▶ [What you should do]:
Return the records that follow unaltered. Omit every picture.

Records drawn from a dataset:
• • • • •

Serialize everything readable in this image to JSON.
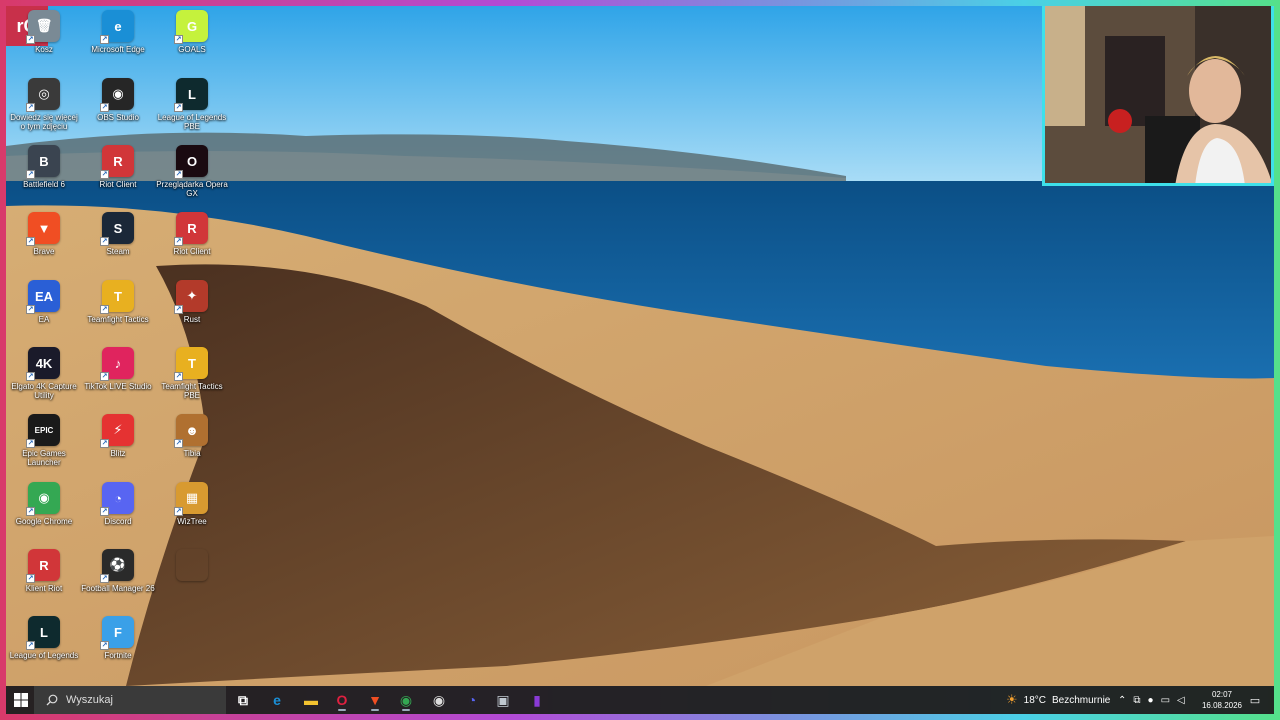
{
  "brand": {
    "logo_text": "rO",
    "logo_color": "#c8304a",
    "frame_colors": [
      "#d83a6a",
      "#b24bd6",
      "#4ad0e6",
      "#55e08a"
    ]
  },
  "desktop": {
    "icons": [
      {
        "label": "Kosz",
        "icon": "recycle-bin-icon",
        "color": "#7a8a95",
        "glyph": "🗑"
      },
      {
        "label": "Microsoft Edge",
        "icon": "edge-icon",
        "color": "#1a8fd6",
        "glyph": "e"
      },
      {
        "label": "GOALS",
        "icon": "goals-icon",
        "color": "#c5f23c",
        "glyph": "G"
      },
      {
        "label": "Dowiedz się więcej o tym zdjęciu",
        "icon": "camera-info-icon",
        "color": "#3a3a3a",
        "glyph": "◎"
      },
      {
        "label": "OBS Studio",
        "icon": "obs-icon",
        "color": "#262626",
        "glyph": "◉"
      },
      {
        "label": "League of Legends PBE",
        "icon": "league-pbe-icon",
        "color": "#0e2a2e",
        "glyph": "L"
      },
      {
        "label": "Battlefield 6",
        "icon": "battlefield-icon",
        "color": "#3a4450",
        "glyph": "B"
      },
      {
        "label": "Riot Client",
        "icon": "riot-client-icon",
        "color": "#d13639",
        "glyph": "R"
      },
      {
        "label": "Przeglądarka Opera GX",
        "icon": "opera-gx-icon",
        "color": "#1a0a10",
        "glyph": "O"
      },
      {
        "label": "Brave",
        "icon": "brave-icon",
        "color": "#f04e23",
        "glyph": "▼"
      },
      {
        "label": "Steam",
        "icon": "steam-icon",
        "color": "#1b2838",
        "glyph": "S"
      },
      {
        "label": "Riot Client",
        "icon": "riot-client-icon",
        "color": "#d13639",
        "glyph": "R"
      },
      {
        "label": "EA",
        "icon": "ea-icon",
        "color": "#2a5fd6",
        "glyph": "EA"
      },
      {
        "label": "Teamfight Tactics",
        "icon": "tft-icon",
        "color": "#e8b020",
        "glyph": "T"
      },
      {
        "label": "Rust",
        "icon": "rust-icon",
        "color": "#b33a2a",
        "glyph": "✦"
      },
      {
        "label": "Elgato 4K Capture Utility",
        "icon": "elgato-icon",
        "color": "#1a1a2a",
        "glyph": "4K"
      },
      {
        "label": "TikTok LIVE Studio",
        "icon": "tiktok-icon",
        "color": "#e0245e",
        "glyph": "♪"
      },
      {
        "label": "Teamfight Tactics PBE",
        "icon": "tft-pbe-icon",
        "color": "#e8b020",
        "glyph": "T"
      },
      {
        "label": "Epic Games Launcher",
        "icon": "epic-icon",
        "color": "#1a1a1a",
        "glyph": "EPIC"
      },
      {
        "label": "Blitz",
        "icon": "blitz-icon",
        "color": "#e53232",
        "glyph": "⚡"
      },
      {
        "label": "Tibia",
        "icon": "tibia-icon",
        "color": "#b07030",
        "glyph": "☻"
      },
      {
        "label": "Google Chrome",
        "icon": "chrome-icon",
        "color": "#34a853",
        "glyph": "◉"
      },
      {
        "label": "Discord",
        "icon": "discord-icon",
        "color": "#5865f2",
        "glyph": "◔"
      },
      {
        "label": "WizTree",
        "icon": "wiztree-icon",
        "color": "#d89a30",
        "glyph": "▦"
      },
      {
        "label": "Klient Riot",
        "icon": "riot-client-icon",
        "color": "#d13639",
        "glyph": "R"
      },
      {
        "label": "Football Manager 26",
        "icon": "football-manager-icon",
        "color": "#2a2a2a",
        "glyph": "⚽"
      },
      {
        "label": "",
        "icon": "blank-icon",
        "color": "transparent",
        "glyph": ""
      },
      {
        "label": "League of Legends",
        "icon": "league-icon",
        "color": "#0e2a2e",
        "glyph": "L"
      },
      {
        "label": "Fortnite",
        "icon": "fortnite-icon",
        "color": "#3aa0e8",
        "glyph": "F"
      }
    ]
  },
  "taskbar": {
    "search_placeholder": "Wyszukaj",
    "apps": [
      {
        "icon": "task-view-icon",
        "color": "#ffffff",
        "glyph": "⧉"
      },
      {
        "icon": "edge-icon",
        "color": "#1a8fd6",
        "glyph": "e"
      },
      {
        "icon": "file-explorer-icon",
        "color": "#f2c230",
        "glyph": "▬"
      },
      {
        "icon": "opera-gx-icon",
        "color": "#e02040",
        "glyph": "O"
      },
      {
        "icon": "brave-icon",
        "color": "#f04e23",
        "glyph": "▼"
      },
      {
        "icon": "chrome-icon",
        "color": "#34a853",
        "glyph": "◉"
      },
      {
        "icon": "obs-icon",
        "color": "#dddddd",
        "glyph": "◉"
      },
      {
        "icon": "discord-icon",
        "color": "#5865f2",
        "glyph": "◔"
      },
      {
        "icon": "app-icon",
        "color": "#c0c8d0",
        "glyph": "▣"
      },
      {
        "icon": "clipchamp-icon",
        "color": "#8a3ad6",
        "glyph": "▮"
      }
    ],
    "weather": {
      "temp": "18°C",
      "desc": "Bezchmurnie"
    },
    "time": "02:07",
    "date": "16.08.2026"
  }
}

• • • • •

▶ [Your response]:
Serialize everything readable in this image to JSON.
{
  "brand": {
    "logo_text": "rO",
    "logo_color": "#c8304a",
    "frame_colors": [
      "#d83a6a",
      "#b24bd6",
      "#4ad0e6",
      "#55e08a"
    ]
  },
  "desktop": {
    "icons": [
      {
        "label": "Kosz",
        "icon": "recycle-bin-icon",
        "color": "#7a8a95",
        "glyph": "🗑"
      },
      {
        "label": "Microsoft Edge",
        "icon": "edge-icon",
        "color": "#1a8fd6",
        "glyph": "e"
      },
      {
        "label": "GOALS",
        "icon": "goals-icon",
        "color": "#c5f23c",
        "glyph": "G"
      },
      {
        "label": "Dowiedz się więcej o tym zdjęciu",
        "icon": "camera-info-icon",
        "color": "#3a3a3a",
        "glyph": "◎"
      },
      {
        "label": "OBS Studio",
        "icon": "obs-icon",
        "color": "#262626",
        "glyph": "◉"
      },
      {
        "label": "League of Legends PBE",
        "icon": "league-pbe-icon",
        "color": "#0e2a2e",
        "glyph": "L"
      },
      {
        "label": "Battlefield 6",
        "icon": "battlefield-icon",
        "color": "#3a4450",
        "glyph": "B"
      },
      {
        "label": "Riot Client",
        "icon": "riot-client-icon",
        "color": "#d13639",
        "glyph": "R"
      },
      {
        "label": "Przeglądarka Opera GX",
        "icon": "opera-gx-icon",
        "color": "#1a0a10",
        "glyph": "O"
      },
      {
        "label": "Brave",
        "icon": "brave-icon",
        "color": "#f04e23",
        "glyph": "▼"
      },
      {
        "label": "Steam",
        "icon": "steam-icon",
        "color": "#1b2838",
        "glyph": "S"
      },
      {
        "label": "Riot Client",
        "icon": "riot-client-icon",
        "color": "#d13639",
        "glyph": "R"
      },
      {
        "label": "EA",
        "icon": "ea-icon",
        "color": "#2a5fd6",
        "glyph": "EA"
      },
      {
        "label": "Teamfight Tactics",
        "icon": "tft-icon",
        "color": "#e8b020",
        "glyph": "T"
      },
      {
        "label": "Rust",
        "icon": "rust-icon",
        "color": "#b33a2a",
        "glyph": "✦"
      },
      {
        "label": "Elgato 4K Capture Utility",
        "icon": "elgato-icon",
        "color": "#1a1a2a",
        "glyph": "4K"
      },
      {
        "label": "TikTok LIVE Studio",
        "icon": "tiktok-icon",
        "color": "#e0245e",
        "glyph": "♪"
      },
      {
        "label": "Teamfight Tactics PBE",
        "icon": "tft-pbe-icon",
        "color": "#e8b020",
        "glyph": "T"
      },
      {
        "label": "Epic Games Launcher",
        "icon": "epic-icon",
        "color": "#1a1a1a",
        "glyph": "EPIC"
      },
      {
        "label": "Blitz",
        "icon": "blitz-icon",
        "color": "#e53232",
        "glyph": "⚡"
      },
      {
        "label": "Tibia",
        "icon": "tibia-icon",
        "color": "#b07030",
        "glyph": "☻"
      },
      {
        "label": "Google Chrome",
        "icon": "chrome-icon",
        "color": "#34a853",
        "glyph": "◉"
      },
      {
        "label": "Discord",
        "icon": "discord-icon",
        "color": "#5865f2",
        "glyph": "◔"
      },
      {
        "label": "WizTree",
        "icon": "wiztree-icon",
        "color": "#d89a30",
        "glyph": "▦"
      },
      {
        "label": "Klient Riot",
        "icon": "riot-client-icon",
        "color": "#d13639",
        "glyph": "R"
      },
      {
        "label": "Football Manager 26",
        "icon": "football-manager-icon",
        "color": "#2a2a2a",
        "glyph": "⚽"
      },
      {
        "label": "",
        "icon": "blank-icon",
        "color": "transparent",
        "glyph": ""
      },
      {
        "label": "League of Legends",
        "icon": "league-icon",
        "color": "#0e2a2e",
        "glyph": "L"
      },
      {
        "label": "Fortnite",
        "icon": "fortnite-icon",
        "color": "#3aa0e8",
        "glyph": "F"
      }
    ]
  },
  "taskbar": {
    "search_placeholder": "Wyszukaj",
    "apps": [
      {
        "icon": "task-view-icon",
        "color": "#ffffff",
        "glyph": "⧉"
      },
      {
        "icon": "edge-icon",
        "color": "#1a8fd6",
        "glyph": "e"
      },
      {
        "icon": "file-explorer-icon",
        "color": "#f2c230",
        "glyph": "▬"
      },
      {
        "icon": "opera-gx-icon",
        "color": "#e02040",
        "glyph": "O"
      },
      {
        "icon": "brave-icon",
        "color": "#f04e23",
        "glyph": "▼"
      },
      {
        "icon": "chrome-icon",
        "color": "#34a853",
        "glyph": "◉"
      },
      {
        "icon": "obs-icon",
        "color": "#dddddd",
        "glyph": "◉"
      },
      {
        "icon": "discord-icon",
        "color": "#5865f2",
        "glyph": "◔"
      },
      {
        "icon": "app-icon",
        "color": "#c0c8d0",
        "glyph": "▣"
      },
      {
        "icon": "clipchamp-icon",
        "color": "#8a3ad6",
        "glyph": "▮"
      }
    ],
    "weather": {
      "temp": "18°C",
      "desc": "Bezchmurnie"
    },
    "time": "02:07",
    "date": "16.08.2026"
  }
}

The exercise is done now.